This two-part lecture will run from 10-12 p.m. on Monday in 46-3310. Part one will cover the development of MEG, basic MEG physics, noise cancellation, source modeling and experimental and clinical applications. Part two will discuss the Triux system in greater detail and is targeted toward potential users.
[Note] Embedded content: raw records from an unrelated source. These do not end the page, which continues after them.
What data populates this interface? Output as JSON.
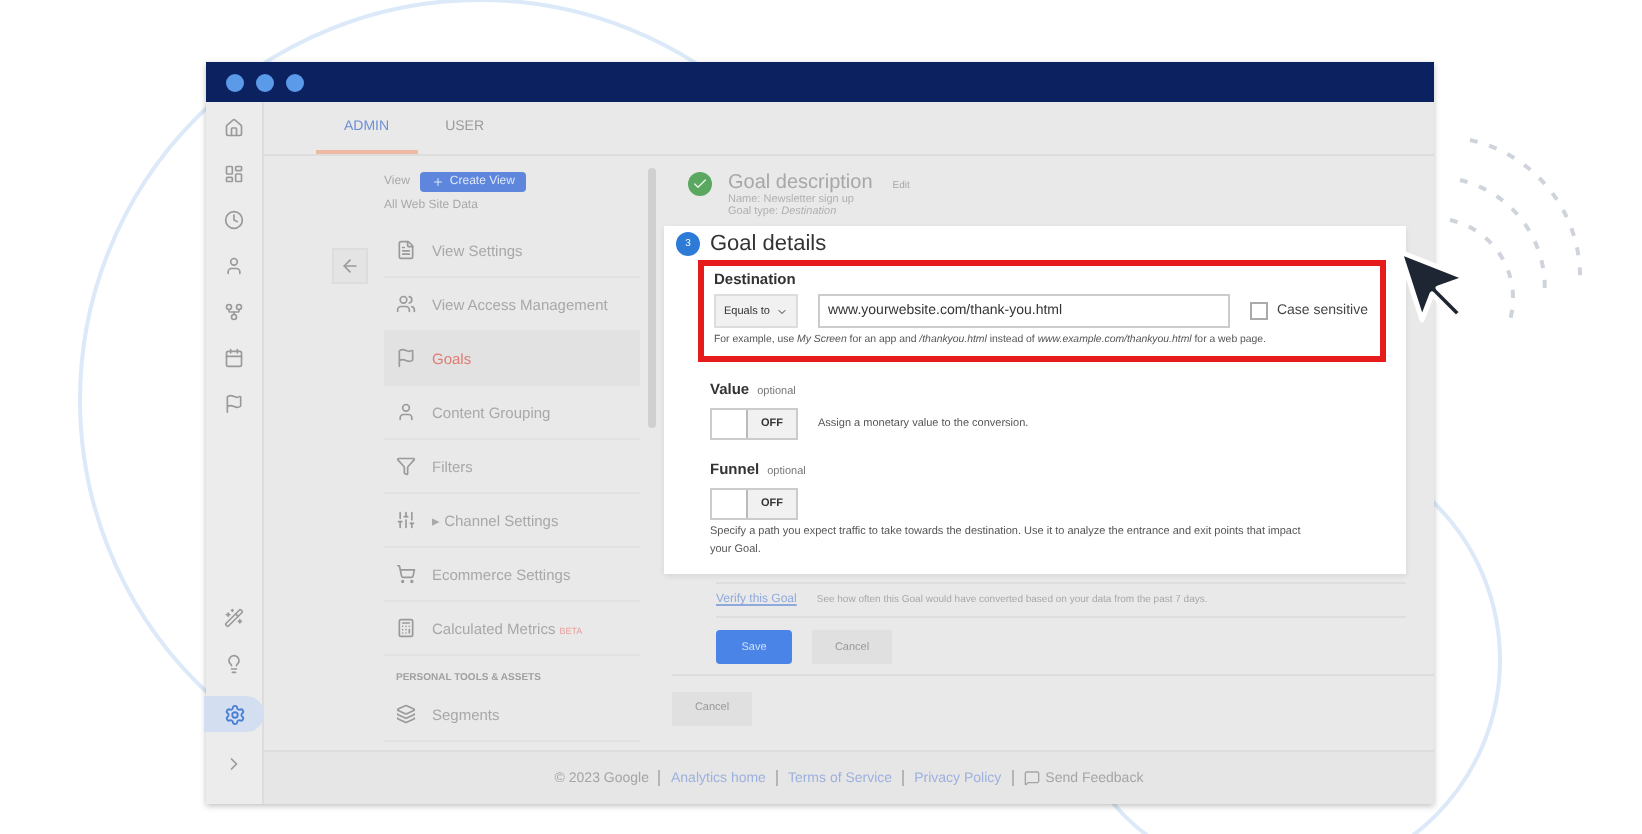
{
  "tabs": [
    {
      "label": "ADMIN",
      "selected": true
    },
    {
      "label": "USER",
      "selected": false
    }
  ],
  "nav": {
    "view_label": "View",
    "create_button": "Create View",
    "view_name": "All Web Site Data",
    "items": [
      {
        "kind": "doc",
        "label": "View Settings",
        "selected": false
      },
      {
        "kind": "people",
        "label": "View Access Management",
        "selected": false
      },
      {
        "kind": "flag",
        "label": "Goals",
        "selected": true
      },
      {
        "kind": "person",
        "label": "Content Grouping",
        "selected": false
      },
      {
        "kind": "filter",
        "label": "Filters",
        "selected": false
      },
      {
        "kind": "channel",
        "label": "▸ Channel Settings",
        "selected": false
      },
      {
        "kind": "cart",
        "label": "Ecommerce Settings",
        "selected": false
      },
      {
        "kind": "calc",
        "label": "Calculated Metrics",
        "badge": "BETA",
        "selected": false
      }
    ],
    "section": "PERSONAL TOOLS & ASSETS",
    "section_items": [
      {
        "kind": "segments",
        "label": "Segments",
        "selected": false
      }
    ]
  },
  "goal_description": {
    "title": "Goal description",
    "edit": "Edit",
    "name": "Name: Newsletter sign up",
    "type": "Goal type: *Destination*"
  },
  "goal_details": {
    "step": "3",
    "title": "Goal details",
    "destination": {
      "label": "Destination",
      "match": "Equals to",
      "value": "www.yourwebsite.com/thank-you.html",
      "case_sensitive": {
        "label": "Case sensitive",
        "checked": false
      },
      "hint": "For example, use *My Screen* for an app and */thankyou.html* instead of *www.example.com/thankyou.html* for a web page."
    },
    "value": {
      "label": "Value",
      "optional": "optional",
      "toggle": {
        "on": false,
        "label": "OFF"
      },
      "text": "Assign a monetary value to the conversion."
    },
    "funnel": {
      "label": "Funnel",
      "optional": "optional",
      "toggle": {
        "on": false,
        "label": "OFF"
      },
      "text": "Specify a path you expect traffic to take towards the destination. Use it to analyze the entrance and exit points that impact your Goal."
    }
  },
  "verify": {
    "link": "Verify this Goal",
    "text": "See how often this Goal would have converted based on your data from the past 7 days."
  },
  "buttons": {
    "save": "Save",
    "cancel": "Cancel",
    "bottom_cancel": "Cancel"
  },
  "footer": {
    "copyright": "© 2023 Google",
    "links": [
      "Analytics home",
      "Terms of Service",
      "Privacy Policy"
    ],
    "feedback": "Send Feedback"
  }
}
One goal of research at the MEG lab will be the development of new analytical methods, and we hope to draw on MIT’s expertise in physics, computer science and electrical engineering to help create new tools for brain imaging.
For more information, visit the McGovern Institute website or contact Dimitrios Pantazis.